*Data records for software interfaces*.
────────

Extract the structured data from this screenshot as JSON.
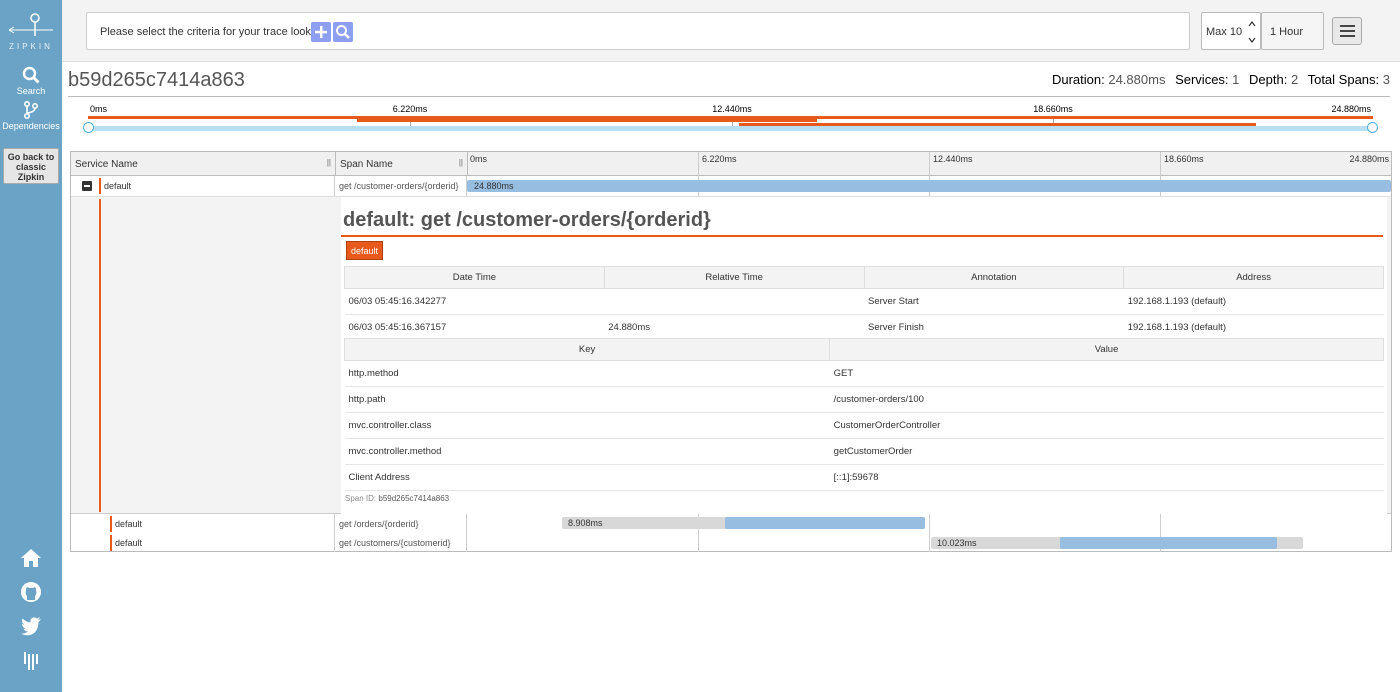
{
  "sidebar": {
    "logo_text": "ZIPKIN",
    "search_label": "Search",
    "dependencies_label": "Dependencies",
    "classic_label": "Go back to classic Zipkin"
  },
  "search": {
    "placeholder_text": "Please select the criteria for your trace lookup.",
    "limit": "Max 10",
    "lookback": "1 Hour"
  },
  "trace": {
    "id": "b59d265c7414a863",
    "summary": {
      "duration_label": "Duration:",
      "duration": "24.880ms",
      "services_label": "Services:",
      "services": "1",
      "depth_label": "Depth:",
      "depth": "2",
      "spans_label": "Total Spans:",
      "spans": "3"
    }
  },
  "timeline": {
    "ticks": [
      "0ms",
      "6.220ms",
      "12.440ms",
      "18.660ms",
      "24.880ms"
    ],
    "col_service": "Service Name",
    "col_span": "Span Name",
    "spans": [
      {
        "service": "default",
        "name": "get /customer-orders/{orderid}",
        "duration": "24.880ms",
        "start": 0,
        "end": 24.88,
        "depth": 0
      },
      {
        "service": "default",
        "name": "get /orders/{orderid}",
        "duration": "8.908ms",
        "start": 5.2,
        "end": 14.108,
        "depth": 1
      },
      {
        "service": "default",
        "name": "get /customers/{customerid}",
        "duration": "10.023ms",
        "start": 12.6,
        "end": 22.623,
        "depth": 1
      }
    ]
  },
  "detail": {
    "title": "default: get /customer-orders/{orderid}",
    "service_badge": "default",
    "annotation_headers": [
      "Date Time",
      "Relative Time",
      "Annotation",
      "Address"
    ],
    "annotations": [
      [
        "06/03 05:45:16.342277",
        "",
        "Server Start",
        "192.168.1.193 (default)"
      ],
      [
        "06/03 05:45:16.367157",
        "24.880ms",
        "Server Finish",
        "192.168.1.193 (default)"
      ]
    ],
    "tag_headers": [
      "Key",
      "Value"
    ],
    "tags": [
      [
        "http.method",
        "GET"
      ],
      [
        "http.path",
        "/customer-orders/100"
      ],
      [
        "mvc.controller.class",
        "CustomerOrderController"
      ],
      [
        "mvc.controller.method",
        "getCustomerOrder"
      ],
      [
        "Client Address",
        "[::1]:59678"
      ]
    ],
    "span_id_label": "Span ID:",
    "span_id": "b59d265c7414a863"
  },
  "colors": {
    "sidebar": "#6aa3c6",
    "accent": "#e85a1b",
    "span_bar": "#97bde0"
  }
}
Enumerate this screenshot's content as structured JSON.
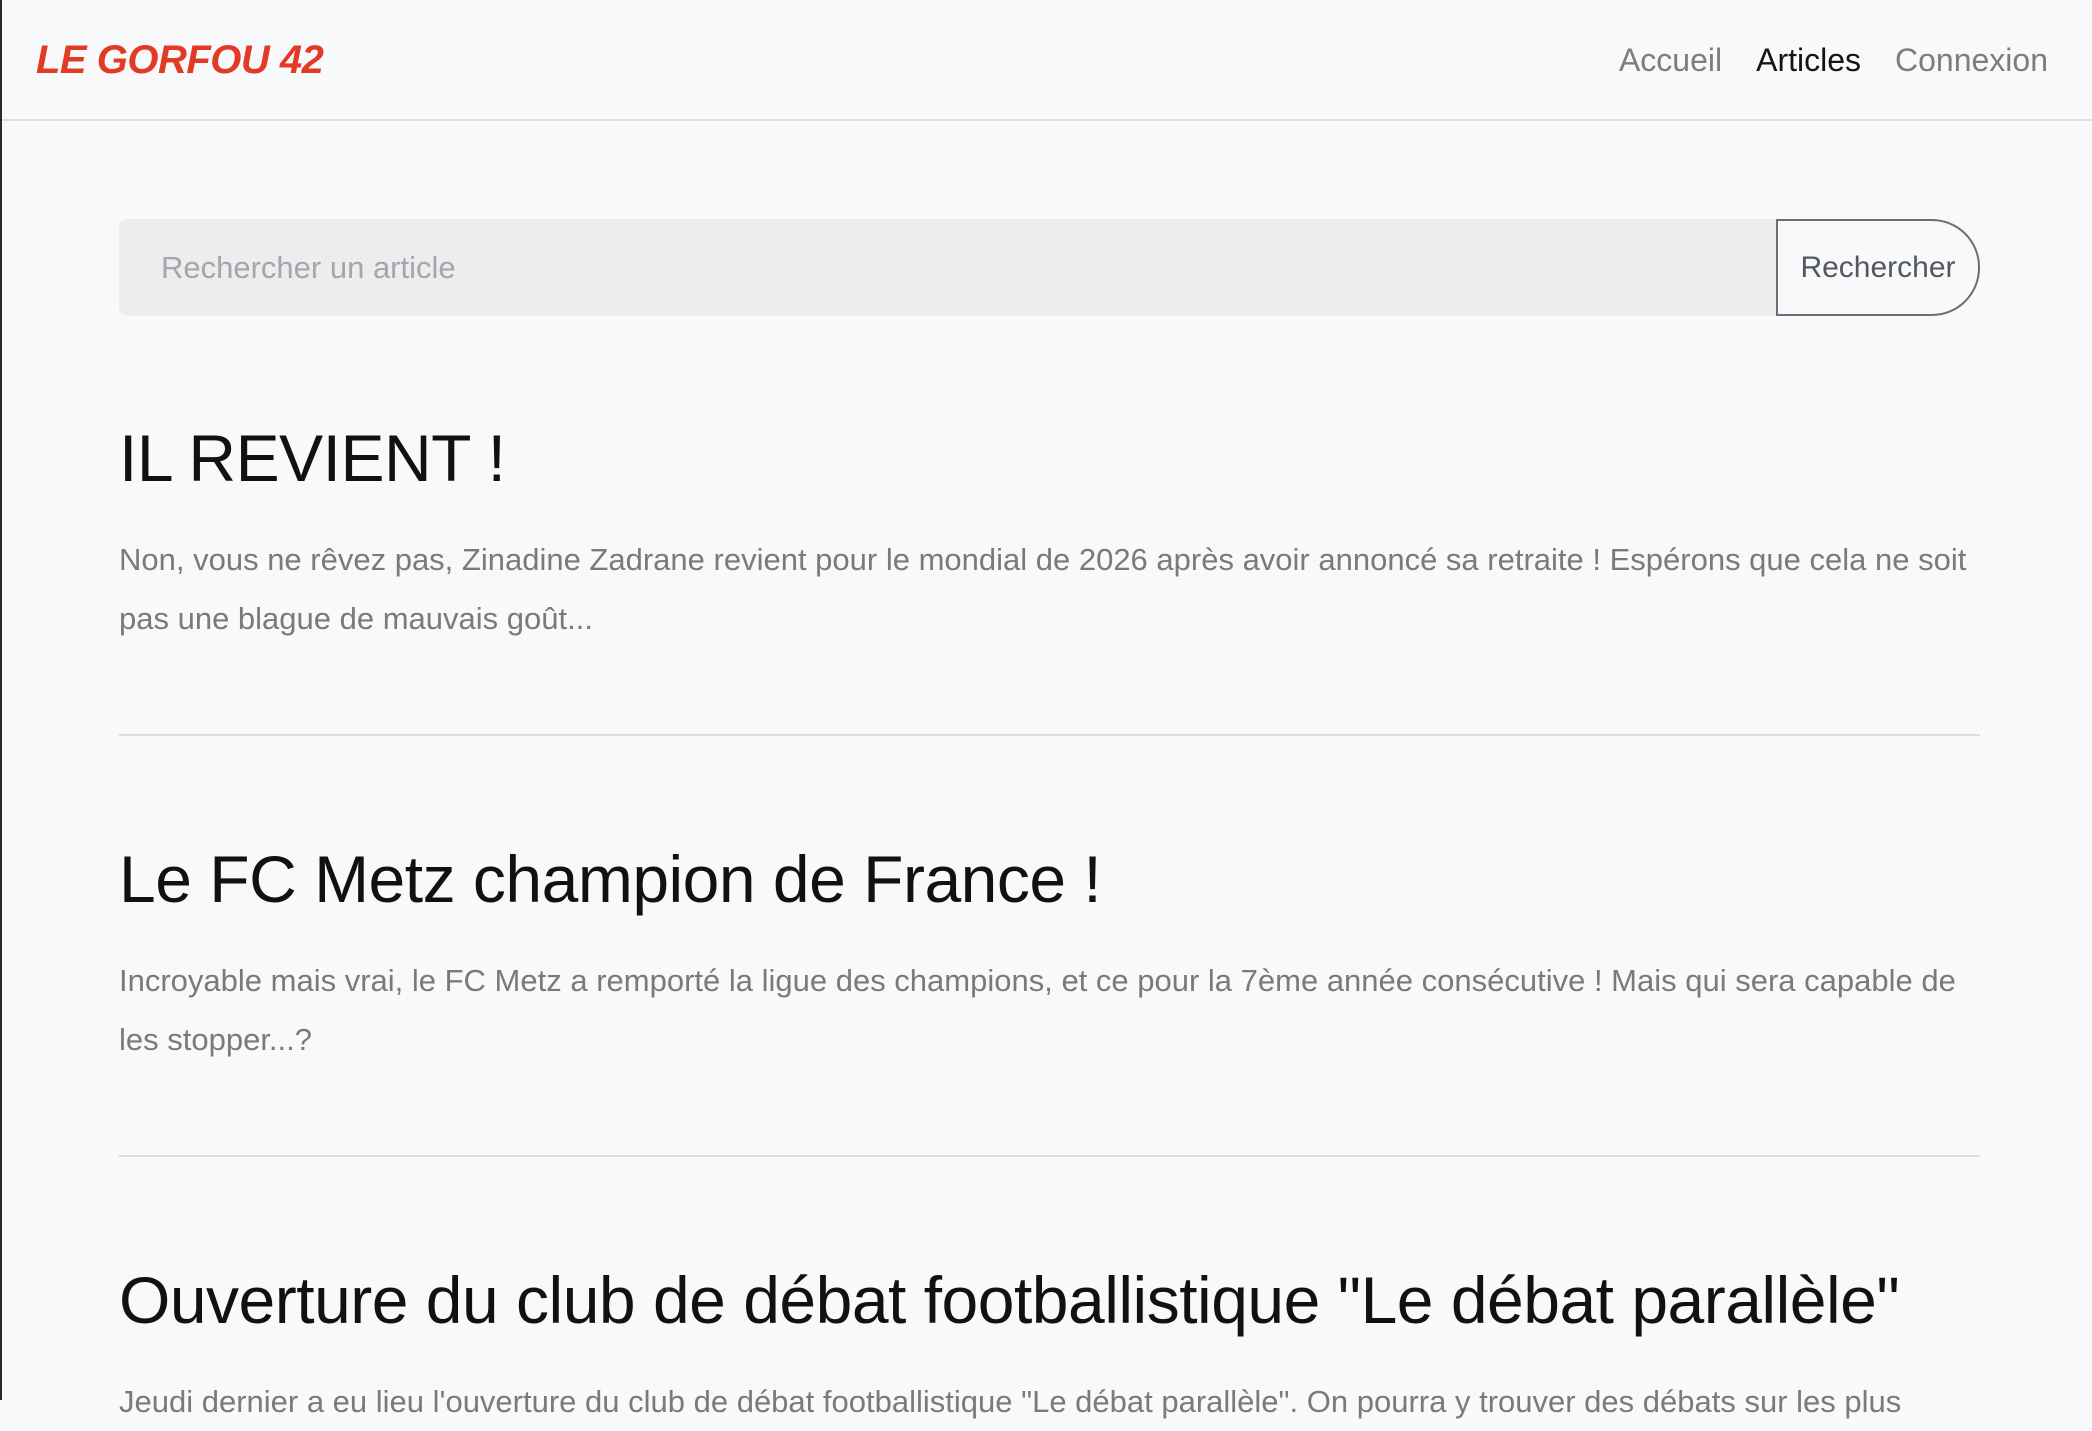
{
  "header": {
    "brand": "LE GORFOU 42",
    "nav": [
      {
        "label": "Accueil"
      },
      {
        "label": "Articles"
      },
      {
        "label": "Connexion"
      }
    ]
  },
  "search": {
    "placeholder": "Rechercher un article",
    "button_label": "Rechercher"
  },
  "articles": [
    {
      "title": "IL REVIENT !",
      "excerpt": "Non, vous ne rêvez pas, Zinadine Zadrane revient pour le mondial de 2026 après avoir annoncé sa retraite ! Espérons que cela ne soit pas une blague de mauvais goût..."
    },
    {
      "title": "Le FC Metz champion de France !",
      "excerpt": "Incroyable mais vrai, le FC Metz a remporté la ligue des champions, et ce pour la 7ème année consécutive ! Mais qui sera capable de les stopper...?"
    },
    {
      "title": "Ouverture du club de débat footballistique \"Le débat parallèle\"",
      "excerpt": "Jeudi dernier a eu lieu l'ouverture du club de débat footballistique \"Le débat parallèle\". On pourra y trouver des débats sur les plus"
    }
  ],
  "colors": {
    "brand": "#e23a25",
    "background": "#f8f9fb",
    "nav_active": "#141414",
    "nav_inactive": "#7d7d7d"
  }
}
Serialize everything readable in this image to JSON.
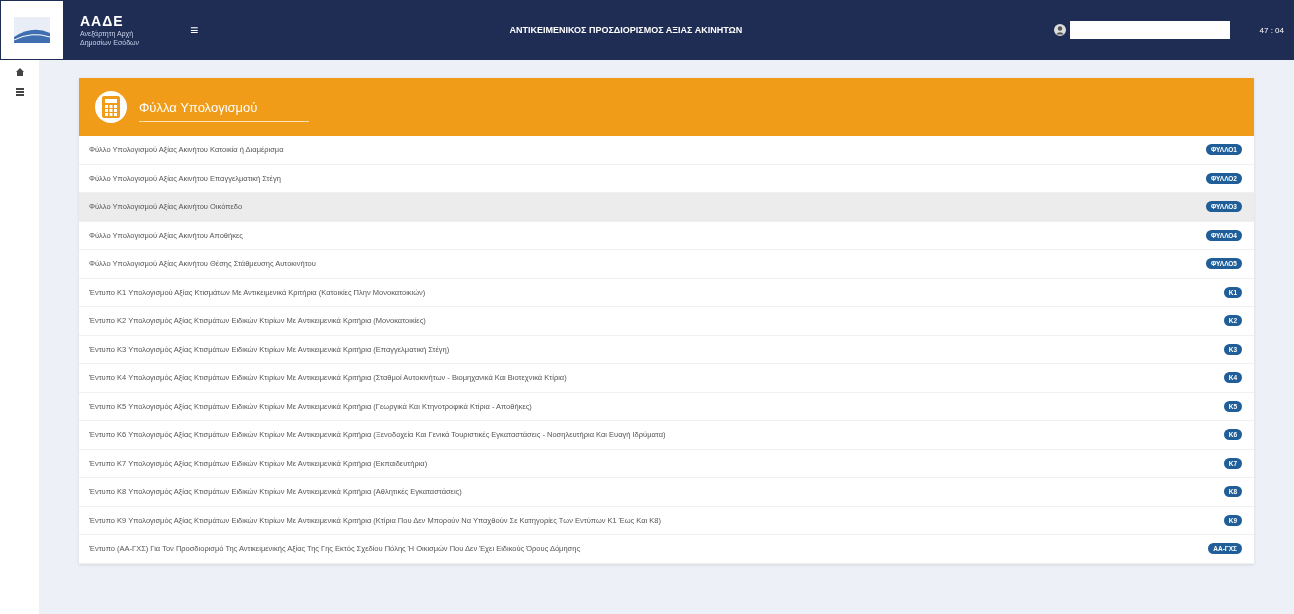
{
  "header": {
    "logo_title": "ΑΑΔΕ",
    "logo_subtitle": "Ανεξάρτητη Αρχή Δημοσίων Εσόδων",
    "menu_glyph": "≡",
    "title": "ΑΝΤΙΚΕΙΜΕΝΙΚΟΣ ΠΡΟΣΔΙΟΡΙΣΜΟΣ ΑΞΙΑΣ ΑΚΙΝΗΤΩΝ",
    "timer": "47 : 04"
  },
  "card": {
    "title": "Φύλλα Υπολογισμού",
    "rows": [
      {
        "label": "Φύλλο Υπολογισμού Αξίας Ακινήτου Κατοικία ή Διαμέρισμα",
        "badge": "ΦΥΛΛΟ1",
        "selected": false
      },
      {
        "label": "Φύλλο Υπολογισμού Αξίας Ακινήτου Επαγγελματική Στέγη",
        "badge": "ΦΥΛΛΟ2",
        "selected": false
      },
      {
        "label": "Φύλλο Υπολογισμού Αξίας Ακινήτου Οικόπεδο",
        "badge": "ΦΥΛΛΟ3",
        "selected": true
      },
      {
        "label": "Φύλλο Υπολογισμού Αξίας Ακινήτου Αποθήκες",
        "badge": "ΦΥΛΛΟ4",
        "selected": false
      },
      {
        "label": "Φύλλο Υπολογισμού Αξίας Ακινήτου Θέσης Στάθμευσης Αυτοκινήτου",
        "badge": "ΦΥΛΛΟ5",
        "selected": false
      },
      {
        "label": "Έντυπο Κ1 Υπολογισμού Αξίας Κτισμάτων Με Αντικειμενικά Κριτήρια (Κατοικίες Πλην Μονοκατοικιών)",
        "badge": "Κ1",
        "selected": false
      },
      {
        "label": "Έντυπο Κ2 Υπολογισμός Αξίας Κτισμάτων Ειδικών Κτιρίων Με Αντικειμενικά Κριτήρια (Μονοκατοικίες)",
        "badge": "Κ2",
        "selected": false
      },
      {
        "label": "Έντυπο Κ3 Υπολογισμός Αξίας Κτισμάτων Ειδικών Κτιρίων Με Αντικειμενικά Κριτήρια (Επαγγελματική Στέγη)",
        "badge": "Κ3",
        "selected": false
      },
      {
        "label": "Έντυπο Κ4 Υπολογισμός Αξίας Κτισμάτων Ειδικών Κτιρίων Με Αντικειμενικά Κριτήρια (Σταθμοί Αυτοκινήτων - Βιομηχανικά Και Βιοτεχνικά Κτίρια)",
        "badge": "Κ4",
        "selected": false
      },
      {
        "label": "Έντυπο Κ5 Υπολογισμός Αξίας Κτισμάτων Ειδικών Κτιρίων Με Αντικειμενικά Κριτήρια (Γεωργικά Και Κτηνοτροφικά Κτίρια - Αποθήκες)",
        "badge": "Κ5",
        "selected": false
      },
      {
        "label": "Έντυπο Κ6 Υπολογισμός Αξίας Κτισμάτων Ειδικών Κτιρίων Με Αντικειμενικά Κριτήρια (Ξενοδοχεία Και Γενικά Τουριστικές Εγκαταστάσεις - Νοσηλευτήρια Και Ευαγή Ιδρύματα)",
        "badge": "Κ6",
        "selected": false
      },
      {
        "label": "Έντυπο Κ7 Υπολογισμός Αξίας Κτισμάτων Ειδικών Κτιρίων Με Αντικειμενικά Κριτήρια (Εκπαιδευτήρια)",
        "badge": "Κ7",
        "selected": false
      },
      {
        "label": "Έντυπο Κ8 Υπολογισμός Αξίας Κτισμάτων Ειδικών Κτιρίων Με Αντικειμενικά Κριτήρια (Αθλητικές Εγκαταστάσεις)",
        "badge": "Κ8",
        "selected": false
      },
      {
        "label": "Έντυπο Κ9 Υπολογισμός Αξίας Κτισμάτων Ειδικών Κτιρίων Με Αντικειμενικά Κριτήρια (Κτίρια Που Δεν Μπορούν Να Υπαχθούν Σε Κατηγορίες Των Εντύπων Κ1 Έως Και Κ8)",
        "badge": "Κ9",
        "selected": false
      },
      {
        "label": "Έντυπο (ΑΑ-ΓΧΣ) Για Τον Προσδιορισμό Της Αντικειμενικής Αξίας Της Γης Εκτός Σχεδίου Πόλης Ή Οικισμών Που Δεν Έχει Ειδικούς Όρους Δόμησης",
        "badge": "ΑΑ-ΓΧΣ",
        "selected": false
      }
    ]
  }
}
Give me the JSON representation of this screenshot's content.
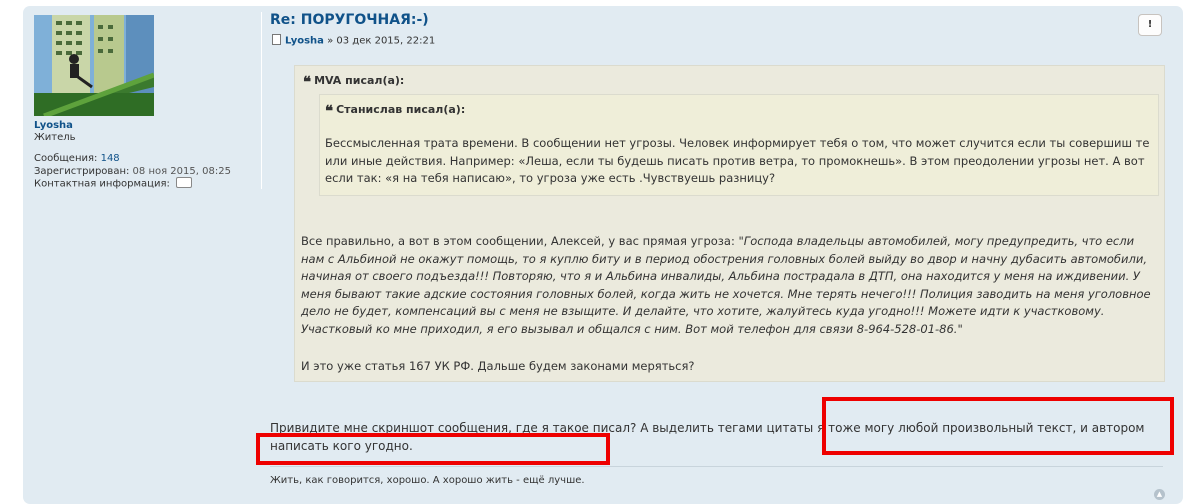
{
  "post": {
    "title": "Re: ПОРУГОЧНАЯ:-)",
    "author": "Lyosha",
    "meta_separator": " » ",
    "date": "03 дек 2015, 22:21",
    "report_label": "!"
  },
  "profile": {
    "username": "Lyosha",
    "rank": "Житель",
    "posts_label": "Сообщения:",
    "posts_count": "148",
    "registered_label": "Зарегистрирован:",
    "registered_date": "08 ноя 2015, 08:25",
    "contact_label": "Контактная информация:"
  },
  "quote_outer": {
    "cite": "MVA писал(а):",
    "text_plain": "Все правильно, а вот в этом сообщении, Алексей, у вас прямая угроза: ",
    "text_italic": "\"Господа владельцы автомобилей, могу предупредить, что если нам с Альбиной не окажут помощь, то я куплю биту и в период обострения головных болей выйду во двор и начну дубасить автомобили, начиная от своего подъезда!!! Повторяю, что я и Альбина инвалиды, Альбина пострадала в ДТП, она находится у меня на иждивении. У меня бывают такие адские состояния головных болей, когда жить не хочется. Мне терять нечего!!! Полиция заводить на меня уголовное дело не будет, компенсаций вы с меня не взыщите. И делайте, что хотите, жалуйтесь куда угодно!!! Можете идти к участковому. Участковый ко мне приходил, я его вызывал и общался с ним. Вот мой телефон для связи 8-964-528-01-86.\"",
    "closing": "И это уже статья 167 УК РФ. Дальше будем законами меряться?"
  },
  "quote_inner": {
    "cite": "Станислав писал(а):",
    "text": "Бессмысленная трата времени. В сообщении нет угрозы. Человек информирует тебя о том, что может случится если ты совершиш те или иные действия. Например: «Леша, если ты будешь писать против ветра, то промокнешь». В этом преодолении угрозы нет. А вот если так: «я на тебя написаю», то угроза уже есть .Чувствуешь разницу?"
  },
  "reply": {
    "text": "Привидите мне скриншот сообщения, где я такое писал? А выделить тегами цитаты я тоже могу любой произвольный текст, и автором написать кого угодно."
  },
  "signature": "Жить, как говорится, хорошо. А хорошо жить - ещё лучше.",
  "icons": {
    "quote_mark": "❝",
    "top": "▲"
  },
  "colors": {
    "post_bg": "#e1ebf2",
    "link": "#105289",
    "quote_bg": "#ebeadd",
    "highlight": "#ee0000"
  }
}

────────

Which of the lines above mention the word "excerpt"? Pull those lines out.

*OUTPUT FOR THIS EXERCISE*.
      "excerpt": "Non, vous ne rêvez pas, Zinadine Zadrane revient pour le mondial de 2026 après avoir annoncé sa retraite ! Espérons que cela ne soit pas une blague de mauvais goût..."
      "excerpt": "Incroyable mais vrai, le FC Metz a remporté la ligue des champions, et ce pour la 7ème année consécutive ! Mais qui sera capable de les stopper...?"
      "excerpt": "Jeudi dernier a eu lieu l'ouverture du club de débat footballistique \"Le débat parallèle\". On pourra y trouver des débats sur les plus"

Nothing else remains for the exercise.